How online wholesale marketplaces are improving the pre-order model

By Faire

Anjarae Hamilton, head of apparel, Faire

For decades, the independent retail industry operated on a biannual buying calendar — meeting twice yearly in convention centers to secure inventory for the six months to come. 

However, thanks to the proliferation of online tools that spurred the creation of two-sided marketplaces, the wholesale retail community can now meet virtually to buy and sell year-round in an effective new format that has leveled the playing field for small business owners. 

Furthermore, online wholesale marketplaces are driving efficiency and equity within the apparel sector — offering a convenient, profitable avenue and platform to sell pre-orders. 

How pre-orders have become inequitable for brands

The fashion industry has long operated on the pre-order model, in which, historically, brands and retailers would divide the inventory risk associated with producing and selling apparel in a mutually advantageous manner. Traditionally, apparel brands would be responsible for fronting the capital required to design and market a collection, while retailers would take on financial ownership through production — purchasing styles by pre-order months before they would be available to resell in-store. This method provided apparel brands the opportunity to aggregate demand prior to manufacturing, minimizing the creation of unsold inventory, while retailers could secure exclusive new styles to attract consumers. 

However, in recent years, excess inventory has caused significant issues, evidenced by large retail chains struggling amid increased competition from e-commerce players and legacy debts exacerbated by the pandemic. 

In an effort to recuperate financial losses, these retailers have pursued strategies that dissolved their inventory-ownership responsibility. Some amended their terms, shifting ownership back onto brands, requiring them to commit to buy back unsold inventory or help fund markdowns. Nordstrom dramatically reduced their budget for wholesale buying, and players across the board including Macy’s, Kohl’s, DSW and Target leveraged dropshipping to reduce inventory risk. Furthermore, platforms built around minimal inventory ownership models have garnered recent and increasing attention from venture capital firms. 

All of these shifts, combined with retailers allocating a greater portion of their open-to-buy budget toward in-season reorders — a shift that will continue and increase according to McKinsey’s The State of Fashion 2021 report — have impacted the apparel brand community’s ability to succeed under the old pre-order model. As a result, brands are left with the overwhelming burden of financial ownership, pre- and post-production, as well as fewer opportunities to aggregate demand prior to manufacturing. 

Finding increased value in pre-orders via independent retail marketplaces

Independent retailers rely heavily on pre-ordering to secure the best upcoming styles to strategically plan inventory in advance and stand out from competitors. Helping to solve the challenges of a waning pre-order model, online wholesale marketplaces that cater to independent retailers allow apparel brands to generate similar levels of demand aggregated from many retail locations.

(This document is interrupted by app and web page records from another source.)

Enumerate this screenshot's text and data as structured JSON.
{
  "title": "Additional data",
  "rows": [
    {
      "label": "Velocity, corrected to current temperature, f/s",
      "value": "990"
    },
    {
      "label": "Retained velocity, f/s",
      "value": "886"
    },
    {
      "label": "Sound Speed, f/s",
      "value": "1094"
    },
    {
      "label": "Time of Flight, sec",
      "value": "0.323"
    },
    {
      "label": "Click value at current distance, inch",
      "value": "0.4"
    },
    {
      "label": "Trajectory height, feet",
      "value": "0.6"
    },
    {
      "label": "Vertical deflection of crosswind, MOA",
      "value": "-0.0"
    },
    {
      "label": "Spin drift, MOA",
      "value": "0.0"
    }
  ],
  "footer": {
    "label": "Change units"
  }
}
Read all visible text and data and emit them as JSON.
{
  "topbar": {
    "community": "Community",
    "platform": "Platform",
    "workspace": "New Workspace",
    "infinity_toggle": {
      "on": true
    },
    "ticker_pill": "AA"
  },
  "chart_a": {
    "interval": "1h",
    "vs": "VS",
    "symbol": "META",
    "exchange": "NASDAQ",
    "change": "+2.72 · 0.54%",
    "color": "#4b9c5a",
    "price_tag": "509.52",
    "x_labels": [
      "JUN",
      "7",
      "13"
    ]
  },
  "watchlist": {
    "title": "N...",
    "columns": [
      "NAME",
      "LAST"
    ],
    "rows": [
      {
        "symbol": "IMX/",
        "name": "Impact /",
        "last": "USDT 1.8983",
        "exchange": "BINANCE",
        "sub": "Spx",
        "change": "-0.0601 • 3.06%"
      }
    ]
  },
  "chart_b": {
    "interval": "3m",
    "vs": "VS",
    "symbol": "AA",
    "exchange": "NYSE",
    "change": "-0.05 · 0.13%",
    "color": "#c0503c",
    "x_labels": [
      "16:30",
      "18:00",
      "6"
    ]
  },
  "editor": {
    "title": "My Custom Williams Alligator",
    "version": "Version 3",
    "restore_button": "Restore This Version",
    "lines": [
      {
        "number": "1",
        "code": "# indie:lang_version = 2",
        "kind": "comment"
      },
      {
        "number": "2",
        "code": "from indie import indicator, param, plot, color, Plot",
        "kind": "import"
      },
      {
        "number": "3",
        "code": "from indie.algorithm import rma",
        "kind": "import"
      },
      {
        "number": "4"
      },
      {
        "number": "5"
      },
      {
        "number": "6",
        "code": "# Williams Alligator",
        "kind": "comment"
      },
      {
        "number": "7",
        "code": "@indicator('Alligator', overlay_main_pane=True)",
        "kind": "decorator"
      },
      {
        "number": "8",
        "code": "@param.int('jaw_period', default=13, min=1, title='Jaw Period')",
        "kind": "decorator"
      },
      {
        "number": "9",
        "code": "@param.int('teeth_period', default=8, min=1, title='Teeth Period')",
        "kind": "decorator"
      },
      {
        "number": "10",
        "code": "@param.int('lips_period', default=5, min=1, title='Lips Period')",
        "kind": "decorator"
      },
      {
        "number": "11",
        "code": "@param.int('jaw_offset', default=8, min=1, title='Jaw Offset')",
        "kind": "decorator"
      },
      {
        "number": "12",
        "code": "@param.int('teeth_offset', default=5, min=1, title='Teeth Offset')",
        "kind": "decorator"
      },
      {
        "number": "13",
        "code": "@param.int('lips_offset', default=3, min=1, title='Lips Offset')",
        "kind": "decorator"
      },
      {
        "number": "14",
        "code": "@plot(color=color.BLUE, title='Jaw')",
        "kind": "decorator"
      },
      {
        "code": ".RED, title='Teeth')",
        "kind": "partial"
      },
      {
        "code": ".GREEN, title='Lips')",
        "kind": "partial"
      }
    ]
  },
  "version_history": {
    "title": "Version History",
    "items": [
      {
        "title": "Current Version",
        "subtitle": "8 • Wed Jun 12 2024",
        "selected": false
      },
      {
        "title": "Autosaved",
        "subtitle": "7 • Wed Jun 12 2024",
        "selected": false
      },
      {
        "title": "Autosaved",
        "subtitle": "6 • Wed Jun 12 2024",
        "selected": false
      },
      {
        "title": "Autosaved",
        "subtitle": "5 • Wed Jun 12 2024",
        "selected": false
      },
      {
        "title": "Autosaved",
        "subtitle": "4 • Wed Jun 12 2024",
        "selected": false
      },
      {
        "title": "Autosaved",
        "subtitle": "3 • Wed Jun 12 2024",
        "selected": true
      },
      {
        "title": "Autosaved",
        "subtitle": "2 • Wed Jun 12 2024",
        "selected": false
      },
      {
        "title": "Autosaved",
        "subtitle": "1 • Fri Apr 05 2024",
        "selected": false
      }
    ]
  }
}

For example, the American-made contemporary women’s denim brand Just Black Denim recently saw a significant increase in the pre-order business. 

“We have connected with hundreds of new customers and have become more efficient in our selling process,” said Christine Chung, vice president of sales and marketing for Just Black Denim, Just USA and JBD. “For an apparel brand, it’s critical to have a robust pre-order system for future seasons’ orders. In a time of global uncertainty, it’s been critical to showcase our line in advance so that the customers and vendors can pre-plan their businesses.” 

This level of demand within the independent retail community was previously unattainable due to the expensive nature of conducting business offline — with global marketing firm Inkwell citing trade show exhibitions costing up to $60,000 per event. Digital solutions provide a level of scale at costs that have been unachievable within the independent retail industry. Additionally, with other key advantages that online wholesale platforms offer — free returns on initial orders, for instance — brands can benefit from increased risk-free experimentation from new retailers. These tools empower independent retailers with the same terms that big-box chains enjoy; however, they do not generate disproportionate financial burden for brands, leveling the playing field for individual retail entrepreneurs. In one example of a changing marketplace, nearly 50% of apparel retailers on Faire have placed pre-orders in the past year, with the majority spending up to 25% of their inventory budget on pre-orders. 

Online wholesale marketplaces are providing a viable channel for emerging and established brands to conduct a healthy and profitable pre-order business. By investing in independent retailers that curate and operate on a smaller scale, apparel brands can protect themselves from many of the aggressive terms that are becoming an industry norm within the retail community. Even more impactfully, the scale of independent retail — a sector bringing in over twice the revenue of Amazon and Walmart combined — provides apparel brands with the meaningful demand and capital needed to offset manufacturing costs for future production cycles to grow their businesses.